Woolworth’s is one of my favorite places in Bakersfield. The quiet diner, glimmering sapphire and amethyst brooches behind glass cases, vintage Powerpuff Girls tin lunch boxes rusting on a shelf next to a fat, studded belt buckle featuring a bald eagle. I love getting lost in a confusing maze of old things clinging to dust until someone pulls them from a shelf and reinstates them into relevancy. The last time I visited the place, I wandered into an alcove that seemed like a semi-shrine to Marilyn Monroe.
There was a giant, framed black-and-white print of Marilyn in a glimmering white dress, smiling mischievously. Then, a shelf of smaller prints featuring Marilyn in different poses, her blonde hair coiffed perfectly, her smile sublime.

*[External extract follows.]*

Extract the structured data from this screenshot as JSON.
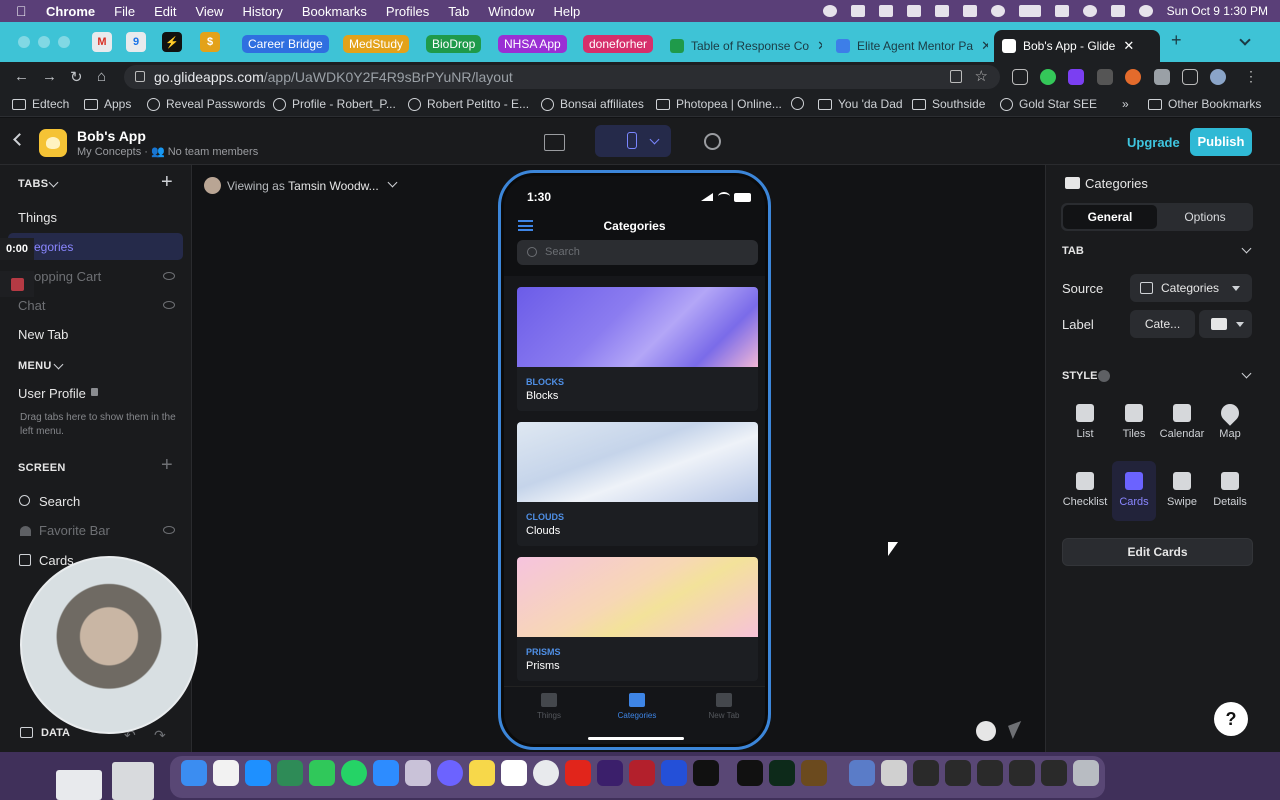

There she was, everywhere, staring at me.
The thing is, her place isn’t only in the deep corners of Woolworth’s vintage supply. She’s on T-shirts printed at Forever 21 and in remake movies and hanging up in museums as Warhol’s muse. She’s ever present in our lives as this symbol of American beauty and sexuality that we just can’t get away from.
My mind drifts to the title of one of my favorite John Green books—An Abundance of Katherines—to the awareness of the dilemma that has recently struck me: An Abundance of Blondes. God, they’re everywhere. And as a girl who purchases Nylon and Vogue on the regular, I couldn’t help but notice their overwhelming presence in fashion magazines. Gigi and Karlie and Cara and Natalia and every other (beautiful, yes), but blonde, skinny piece of gorgeous that continue to echo Marilyn in so many frustrating ways. Years and years of progress and diversity and improved tolerance and still the symbol of beauty in our country is thought of as a Barbie-esque beauty queen.
Vogue’s October issue heralded Reese Witherspoon as the icon for American beauty. Funny, though, that their January 2015 cover girl was a blonde (lovely Sienna Miller), June cover was a blonde (Amanda Seyfried), and the most recent August cover girl is also a blonde (Nicole Kidman). Now, before you say that’s not too many blondes, the others this year so far were all brunettes (save for a lovely appearance by Serena Williams on the cover of the April issue).
Buzzfeed recently featured a lovely article on beauty icons that weren’t Marilyn Monroe—thank the Lord. But isn’t also sad that someone has to remind us that beautiful comes in many more forms than the Monroe aesthetic? It’s not enough for us to know that there are other kinds of beautiful. We need to do something about it.
Where do I start? By putting some value in myself. By not doubting my own beauty because the girls who have been on the cover of Vogue for the past months have looked absolutely nothing like me. By reminding my little sisters every day that they are stunning, empowered, beautiful girls.
Featured image: stylenews.peoplestylewatch.com